The country’s brain drain was one problem that worried protesters. Ernesto Nungesser, a mathematician and member of Maroon Tide, said that his group was supporting the march because it was ‘not only a question about scientists, but also a question about what kind of country we want’. He added that a country dependent on just tourism and construction offers no future – not only to researchers – but to many other sectors.

‘My daughter, who is a lab technician, is still here, but I’m worried that she will have to leave soon,’ said Beni, a protester who said she work in the sciences. She was angry that while Spain trained scientists, other nations benefitted from them when they left.

Coinciding with the march, Science for the People published the results of a survey on the health of the country’s science base. The poll questioned over 1200 researchers in Spain, which showed overwhelming discontent with science funding. The survey showed that Spanish researchers think their jobs are unstable and they are demanding a dedicated union.

David García Aristegui, a member of Science for the People, says that Spanish society has a very high opinion of science, but that the reality of working scientists is not well known. ‘A scientific career is now a veritable steeplechase, and people need to know that.’ García Arístegui denounced the precarious nature of researching jobs and growing inequality at research centres: ‘Only people with a huge economic cushion can plan now to write a thesis or build a scientific career’.
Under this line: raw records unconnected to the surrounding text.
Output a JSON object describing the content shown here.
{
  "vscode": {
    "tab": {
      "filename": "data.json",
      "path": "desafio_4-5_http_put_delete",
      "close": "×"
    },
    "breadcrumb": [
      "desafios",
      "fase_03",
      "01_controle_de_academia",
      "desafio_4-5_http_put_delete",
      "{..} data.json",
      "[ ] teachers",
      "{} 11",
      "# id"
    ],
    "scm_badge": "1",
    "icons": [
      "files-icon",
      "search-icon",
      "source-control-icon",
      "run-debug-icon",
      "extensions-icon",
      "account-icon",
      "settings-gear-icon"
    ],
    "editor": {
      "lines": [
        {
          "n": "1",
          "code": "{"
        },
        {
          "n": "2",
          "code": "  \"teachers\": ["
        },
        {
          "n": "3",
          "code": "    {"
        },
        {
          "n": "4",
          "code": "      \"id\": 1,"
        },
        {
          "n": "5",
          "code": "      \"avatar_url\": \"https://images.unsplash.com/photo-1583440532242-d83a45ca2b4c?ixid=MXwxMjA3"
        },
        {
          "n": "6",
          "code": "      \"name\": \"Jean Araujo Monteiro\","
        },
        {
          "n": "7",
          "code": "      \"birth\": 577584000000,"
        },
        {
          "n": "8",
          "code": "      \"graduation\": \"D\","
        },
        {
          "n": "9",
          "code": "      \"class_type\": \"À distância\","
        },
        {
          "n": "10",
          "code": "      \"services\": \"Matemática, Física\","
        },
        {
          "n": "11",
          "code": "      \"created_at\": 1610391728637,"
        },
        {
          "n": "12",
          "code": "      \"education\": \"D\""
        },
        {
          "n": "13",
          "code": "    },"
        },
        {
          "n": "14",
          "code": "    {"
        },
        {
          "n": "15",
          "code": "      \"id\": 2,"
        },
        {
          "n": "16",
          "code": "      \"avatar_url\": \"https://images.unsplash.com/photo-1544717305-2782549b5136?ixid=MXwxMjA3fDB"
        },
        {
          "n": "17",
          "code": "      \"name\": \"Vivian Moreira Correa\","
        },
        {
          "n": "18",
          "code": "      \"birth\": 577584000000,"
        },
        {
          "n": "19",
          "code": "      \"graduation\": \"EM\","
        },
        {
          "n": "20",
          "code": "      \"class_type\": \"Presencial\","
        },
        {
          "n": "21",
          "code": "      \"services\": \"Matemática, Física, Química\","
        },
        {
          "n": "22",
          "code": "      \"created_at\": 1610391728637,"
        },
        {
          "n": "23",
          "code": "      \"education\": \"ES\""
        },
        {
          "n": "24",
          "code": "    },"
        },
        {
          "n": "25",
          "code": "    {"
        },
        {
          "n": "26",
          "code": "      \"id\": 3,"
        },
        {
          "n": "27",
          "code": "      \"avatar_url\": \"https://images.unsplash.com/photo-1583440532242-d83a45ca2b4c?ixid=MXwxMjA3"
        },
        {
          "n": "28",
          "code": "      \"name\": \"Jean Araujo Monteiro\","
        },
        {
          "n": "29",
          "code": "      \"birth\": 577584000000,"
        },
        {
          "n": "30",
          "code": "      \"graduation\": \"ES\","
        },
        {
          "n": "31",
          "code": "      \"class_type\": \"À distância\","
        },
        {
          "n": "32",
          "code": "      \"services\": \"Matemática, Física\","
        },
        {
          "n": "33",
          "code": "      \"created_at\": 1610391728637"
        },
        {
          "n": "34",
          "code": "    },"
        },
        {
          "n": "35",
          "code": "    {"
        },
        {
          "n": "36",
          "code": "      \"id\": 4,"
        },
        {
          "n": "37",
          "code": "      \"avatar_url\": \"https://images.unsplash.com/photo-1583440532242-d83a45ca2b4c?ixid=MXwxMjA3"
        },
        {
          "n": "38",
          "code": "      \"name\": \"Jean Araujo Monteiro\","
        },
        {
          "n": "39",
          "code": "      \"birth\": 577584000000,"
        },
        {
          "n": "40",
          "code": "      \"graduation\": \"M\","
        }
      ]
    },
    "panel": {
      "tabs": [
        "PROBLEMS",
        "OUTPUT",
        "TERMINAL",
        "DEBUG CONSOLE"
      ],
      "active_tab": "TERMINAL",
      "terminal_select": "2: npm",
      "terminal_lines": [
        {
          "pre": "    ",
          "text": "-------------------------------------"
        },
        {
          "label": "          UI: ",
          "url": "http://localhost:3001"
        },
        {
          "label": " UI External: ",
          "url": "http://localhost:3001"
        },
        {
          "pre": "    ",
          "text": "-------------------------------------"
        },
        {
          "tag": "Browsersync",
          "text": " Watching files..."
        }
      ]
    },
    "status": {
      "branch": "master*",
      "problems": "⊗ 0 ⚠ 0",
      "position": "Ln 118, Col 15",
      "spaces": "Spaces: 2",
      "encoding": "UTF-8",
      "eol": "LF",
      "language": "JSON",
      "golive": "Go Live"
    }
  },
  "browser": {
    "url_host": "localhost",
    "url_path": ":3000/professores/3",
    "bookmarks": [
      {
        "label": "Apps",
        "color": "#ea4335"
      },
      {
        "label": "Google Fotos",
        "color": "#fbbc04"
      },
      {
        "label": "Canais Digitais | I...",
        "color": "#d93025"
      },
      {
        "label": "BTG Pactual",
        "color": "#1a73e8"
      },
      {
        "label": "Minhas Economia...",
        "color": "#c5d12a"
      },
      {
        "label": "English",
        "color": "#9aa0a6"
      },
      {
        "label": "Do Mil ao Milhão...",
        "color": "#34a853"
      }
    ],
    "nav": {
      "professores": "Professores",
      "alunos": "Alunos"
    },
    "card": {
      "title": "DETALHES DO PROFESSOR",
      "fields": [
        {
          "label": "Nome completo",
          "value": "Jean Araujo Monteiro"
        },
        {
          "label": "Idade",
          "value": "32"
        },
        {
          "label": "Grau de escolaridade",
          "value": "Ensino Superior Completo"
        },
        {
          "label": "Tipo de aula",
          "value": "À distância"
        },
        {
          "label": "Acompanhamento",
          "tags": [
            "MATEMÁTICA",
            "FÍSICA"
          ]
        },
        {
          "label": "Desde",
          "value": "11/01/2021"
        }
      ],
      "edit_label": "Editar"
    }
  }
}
The survey backed García Aristegui’s claims. Less than half of the respondents have permanent contracts, and less than 15% say they have total ‘work stability’. The researchers blamed poor government decisions with 83% of respondents disagreeing that political action had benefitted the sector.